“And what about the orthodox monetarism blaming the fiscal deficit (which in turn leads us to Trump)? Merely comparing the fiscal situation here to Trump’s 2019 budget should tell us that there is no simple correlation between deficit and inflation. If Macri has already brought the deficit down below four percent of GDP and should be on course for this year’s target of 3.2 percent while Trump’s 2019 budget is looking at 4.7 percent (even allowing for the fact that the Argentine figures are primary deficit so that adding debt service would take them beyond 4.7 percent and then some), US inflation should be in the roaring 20s like here instead of struggling to reach an annual one percent.
“Nor is the difference between inflation in the two countries explained by printing money because the US has been minting greenbacks in industrial quantities in the decade of quantitative easing, more than trebling the monetary base since 2008. It has more to do with the motives for printing money than the volume. Argentina currently has two methods of deficit financing, both leading to monetary expansion – either the pesos are printed directly to plug the gap or debt is incurred, which entails not only printing the pesos to buy the dollars but also issuing Lebacs to absorb the excess liquidity. Yet to the extent that the liquidity is absorbed, the causes of inflation must be sought elsewhere.

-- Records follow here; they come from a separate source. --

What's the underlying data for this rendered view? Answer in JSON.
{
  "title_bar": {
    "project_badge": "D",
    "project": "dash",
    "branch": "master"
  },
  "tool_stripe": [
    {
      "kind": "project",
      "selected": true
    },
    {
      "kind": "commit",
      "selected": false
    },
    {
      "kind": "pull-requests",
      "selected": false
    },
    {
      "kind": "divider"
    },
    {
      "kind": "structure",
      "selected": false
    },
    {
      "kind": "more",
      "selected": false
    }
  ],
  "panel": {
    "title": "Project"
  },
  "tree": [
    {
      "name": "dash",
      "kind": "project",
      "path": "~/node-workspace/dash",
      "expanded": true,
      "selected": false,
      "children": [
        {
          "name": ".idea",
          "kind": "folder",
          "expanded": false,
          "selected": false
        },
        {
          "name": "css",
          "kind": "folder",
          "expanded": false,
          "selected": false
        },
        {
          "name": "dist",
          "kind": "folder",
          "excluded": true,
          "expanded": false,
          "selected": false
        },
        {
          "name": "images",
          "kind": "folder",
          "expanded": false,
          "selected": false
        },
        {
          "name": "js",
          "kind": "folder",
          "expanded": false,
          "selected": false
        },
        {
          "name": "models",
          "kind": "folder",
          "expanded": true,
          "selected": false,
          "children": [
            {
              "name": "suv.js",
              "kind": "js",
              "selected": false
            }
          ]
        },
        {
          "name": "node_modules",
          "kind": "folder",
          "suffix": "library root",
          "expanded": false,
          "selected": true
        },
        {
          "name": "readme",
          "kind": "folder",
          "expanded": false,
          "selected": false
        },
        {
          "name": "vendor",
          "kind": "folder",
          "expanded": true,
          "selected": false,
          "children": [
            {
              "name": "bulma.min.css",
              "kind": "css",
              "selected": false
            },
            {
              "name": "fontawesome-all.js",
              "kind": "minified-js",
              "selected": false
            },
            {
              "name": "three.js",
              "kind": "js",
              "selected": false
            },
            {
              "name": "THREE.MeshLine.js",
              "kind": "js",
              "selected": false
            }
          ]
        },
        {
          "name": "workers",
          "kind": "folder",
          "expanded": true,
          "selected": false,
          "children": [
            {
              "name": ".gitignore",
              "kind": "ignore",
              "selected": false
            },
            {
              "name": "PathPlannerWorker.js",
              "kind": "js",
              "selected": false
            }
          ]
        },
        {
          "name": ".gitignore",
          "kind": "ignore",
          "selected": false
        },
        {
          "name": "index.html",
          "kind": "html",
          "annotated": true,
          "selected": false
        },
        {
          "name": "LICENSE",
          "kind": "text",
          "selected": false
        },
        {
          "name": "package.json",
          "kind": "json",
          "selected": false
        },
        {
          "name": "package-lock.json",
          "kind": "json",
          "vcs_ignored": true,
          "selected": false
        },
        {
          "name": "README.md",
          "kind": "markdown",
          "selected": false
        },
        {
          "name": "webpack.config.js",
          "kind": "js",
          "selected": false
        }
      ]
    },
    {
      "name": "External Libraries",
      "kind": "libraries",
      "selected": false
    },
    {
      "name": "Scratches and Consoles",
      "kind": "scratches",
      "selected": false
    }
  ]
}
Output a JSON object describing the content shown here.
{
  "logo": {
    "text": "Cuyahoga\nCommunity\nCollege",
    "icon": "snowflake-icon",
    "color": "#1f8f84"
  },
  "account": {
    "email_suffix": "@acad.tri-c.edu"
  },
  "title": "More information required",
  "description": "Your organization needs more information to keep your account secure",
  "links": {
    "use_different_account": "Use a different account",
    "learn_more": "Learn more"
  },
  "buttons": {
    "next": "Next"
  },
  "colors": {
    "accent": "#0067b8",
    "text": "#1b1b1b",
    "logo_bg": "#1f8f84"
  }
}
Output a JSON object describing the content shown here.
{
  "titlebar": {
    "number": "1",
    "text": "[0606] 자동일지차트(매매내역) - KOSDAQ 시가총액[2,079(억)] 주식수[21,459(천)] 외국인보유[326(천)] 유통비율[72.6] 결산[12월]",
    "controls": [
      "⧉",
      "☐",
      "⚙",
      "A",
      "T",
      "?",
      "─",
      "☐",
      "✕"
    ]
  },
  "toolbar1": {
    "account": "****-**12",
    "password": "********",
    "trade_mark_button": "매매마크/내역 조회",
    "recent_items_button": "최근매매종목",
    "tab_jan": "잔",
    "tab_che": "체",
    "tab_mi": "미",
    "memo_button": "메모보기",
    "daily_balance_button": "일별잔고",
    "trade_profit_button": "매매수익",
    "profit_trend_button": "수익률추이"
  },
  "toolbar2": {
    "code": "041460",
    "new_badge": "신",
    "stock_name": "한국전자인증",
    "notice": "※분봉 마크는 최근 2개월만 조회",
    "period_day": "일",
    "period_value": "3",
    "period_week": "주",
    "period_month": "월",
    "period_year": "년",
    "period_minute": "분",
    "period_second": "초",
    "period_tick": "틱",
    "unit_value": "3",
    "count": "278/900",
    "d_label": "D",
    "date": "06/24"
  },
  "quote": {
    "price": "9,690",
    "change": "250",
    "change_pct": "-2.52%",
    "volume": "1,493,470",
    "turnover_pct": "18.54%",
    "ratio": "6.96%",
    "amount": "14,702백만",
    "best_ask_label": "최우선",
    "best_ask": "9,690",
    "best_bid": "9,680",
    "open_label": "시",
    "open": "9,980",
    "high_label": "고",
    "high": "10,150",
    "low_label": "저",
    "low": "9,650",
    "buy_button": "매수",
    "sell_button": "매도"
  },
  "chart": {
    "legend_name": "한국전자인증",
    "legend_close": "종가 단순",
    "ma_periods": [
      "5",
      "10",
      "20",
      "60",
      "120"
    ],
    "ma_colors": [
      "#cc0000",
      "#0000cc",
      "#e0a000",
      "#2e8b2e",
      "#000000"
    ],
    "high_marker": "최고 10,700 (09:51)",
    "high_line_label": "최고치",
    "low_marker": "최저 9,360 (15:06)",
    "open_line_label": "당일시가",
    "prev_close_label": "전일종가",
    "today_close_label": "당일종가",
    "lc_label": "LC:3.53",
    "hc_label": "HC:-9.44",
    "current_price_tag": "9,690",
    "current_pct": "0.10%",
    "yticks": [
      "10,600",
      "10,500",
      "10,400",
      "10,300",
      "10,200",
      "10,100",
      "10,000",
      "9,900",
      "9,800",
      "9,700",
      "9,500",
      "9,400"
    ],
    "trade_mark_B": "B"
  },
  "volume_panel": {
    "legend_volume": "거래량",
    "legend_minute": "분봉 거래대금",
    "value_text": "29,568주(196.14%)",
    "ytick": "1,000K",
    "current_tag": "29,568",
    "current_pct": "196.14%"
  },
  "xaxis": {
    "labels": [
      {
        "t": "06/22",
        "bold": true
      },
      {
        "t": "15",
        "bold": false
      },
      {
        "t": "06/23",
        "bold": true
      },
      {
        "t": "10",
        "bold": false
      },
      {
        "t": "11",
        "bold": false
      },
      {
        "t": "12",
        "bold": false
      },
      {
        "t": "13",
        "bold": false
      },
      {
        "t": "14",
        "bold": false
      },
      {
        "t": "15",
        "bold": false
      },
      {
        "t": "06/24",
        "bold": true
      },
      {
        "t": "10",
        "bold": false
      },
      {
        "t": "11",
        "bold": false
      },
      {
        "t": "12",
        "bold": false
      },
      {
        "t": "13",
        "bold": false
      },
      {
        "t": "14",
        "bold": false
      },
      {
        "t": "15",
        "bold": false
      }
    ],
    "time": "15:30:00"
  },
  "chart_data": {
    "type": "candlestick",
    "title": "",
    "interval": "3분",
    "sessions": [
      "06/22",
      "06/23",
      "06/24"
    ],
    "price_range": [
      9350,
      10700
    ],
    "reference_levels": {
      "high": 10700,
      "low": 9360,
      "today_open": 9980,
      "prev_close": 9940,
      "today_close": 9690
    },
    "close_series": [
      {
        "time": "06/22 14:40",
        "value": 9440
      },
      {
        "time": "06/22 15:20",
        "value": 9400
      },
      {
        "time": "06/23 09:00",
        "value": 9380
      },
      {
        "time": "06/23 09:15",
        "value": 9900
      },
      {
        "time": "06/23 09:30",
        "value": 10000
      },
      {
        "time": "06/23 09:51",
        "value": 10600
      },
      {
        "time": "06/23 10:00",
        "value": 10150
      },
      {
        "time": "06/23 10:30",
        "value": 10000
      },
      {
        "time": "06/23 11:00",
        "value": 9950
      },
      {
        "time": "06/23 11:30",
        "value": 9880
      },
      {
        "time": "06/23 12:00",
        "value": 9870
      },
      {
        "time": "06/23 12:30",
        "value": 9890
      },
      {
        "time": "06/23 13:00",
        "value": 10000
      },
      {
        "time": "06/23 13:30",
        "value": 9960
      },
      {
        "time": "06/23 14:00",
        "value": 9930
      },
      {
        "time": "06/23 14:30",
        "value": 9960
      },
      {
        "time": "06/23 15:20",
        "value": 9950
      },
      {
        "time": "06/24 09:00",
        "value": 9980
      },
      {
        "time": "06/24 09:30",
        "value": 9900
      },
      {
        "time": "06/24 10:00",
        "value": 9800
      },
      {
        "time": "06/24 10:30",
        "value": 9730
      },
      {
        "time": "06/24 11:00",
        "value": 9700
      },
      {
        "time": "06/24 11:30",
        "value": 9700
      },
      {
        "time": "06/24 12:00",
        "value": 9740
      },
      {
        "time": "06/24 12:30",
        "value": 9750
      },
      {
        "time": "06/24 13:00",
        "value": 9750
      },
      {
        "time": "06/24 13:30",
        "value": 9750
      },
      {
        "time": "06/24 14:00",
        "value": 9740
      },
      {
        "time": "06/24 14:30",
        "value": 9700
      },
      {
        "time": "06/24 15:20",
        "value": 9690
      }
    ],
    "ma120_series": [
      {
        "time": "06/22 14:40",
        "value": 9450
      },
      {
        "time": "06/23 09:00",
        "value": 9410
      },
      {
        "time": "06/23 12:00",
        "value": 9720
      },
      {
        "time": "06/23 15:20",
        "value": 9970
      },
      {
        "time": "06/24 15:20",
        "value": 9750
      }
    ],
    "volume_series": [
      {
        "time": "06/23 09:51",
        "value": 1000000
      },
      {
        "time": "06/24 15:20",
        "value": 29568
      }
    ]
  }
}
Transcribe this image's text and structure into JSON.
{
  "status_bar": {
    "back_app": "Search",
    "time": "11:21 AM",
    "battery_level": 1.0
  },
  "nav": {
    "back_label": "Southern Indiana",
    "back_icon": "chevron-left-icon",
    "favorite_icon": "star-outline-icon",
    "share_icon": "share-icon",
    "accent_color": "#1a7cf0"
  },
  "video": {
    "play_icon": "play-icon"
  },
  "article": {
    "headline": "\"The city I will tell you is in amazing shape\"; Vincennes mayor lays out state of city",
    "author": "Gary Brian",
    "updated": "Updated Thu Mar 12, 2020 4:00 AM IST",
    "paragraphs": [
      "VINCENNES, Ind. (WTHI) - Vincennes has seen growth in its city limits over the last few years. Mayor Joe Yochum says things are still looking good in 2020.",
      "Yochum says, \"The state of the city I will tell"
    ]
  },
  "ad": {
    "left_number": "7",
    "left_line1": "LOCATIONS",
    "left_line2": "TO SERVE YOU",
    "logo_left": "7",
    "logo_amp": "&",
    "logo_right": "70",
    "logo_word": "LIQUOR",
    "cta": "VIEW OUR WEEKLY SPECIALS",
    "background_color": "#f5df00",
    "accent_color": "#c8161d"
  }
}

“While in no way decisive, interest rates are not entirely neutral either. Lower interest rates will ease the exchange rate (which was much of the point behind relaxing the 2018 inflation targets at the end of last year), thus improving the trade figures both ends (and hence the balance of payments) by helping exports and making imports more expensive. Upping rates is less clearly effective in taming inflation because of Argentina’s stunted credit universe – in local experience recession is a stronger antidote to inflation but even if rising prices are now the leading public anxiety, the government hardly sees a downturn as an election-winner. An interesting question of yours, Dr Hale, and I hope the answer has been of some interest.”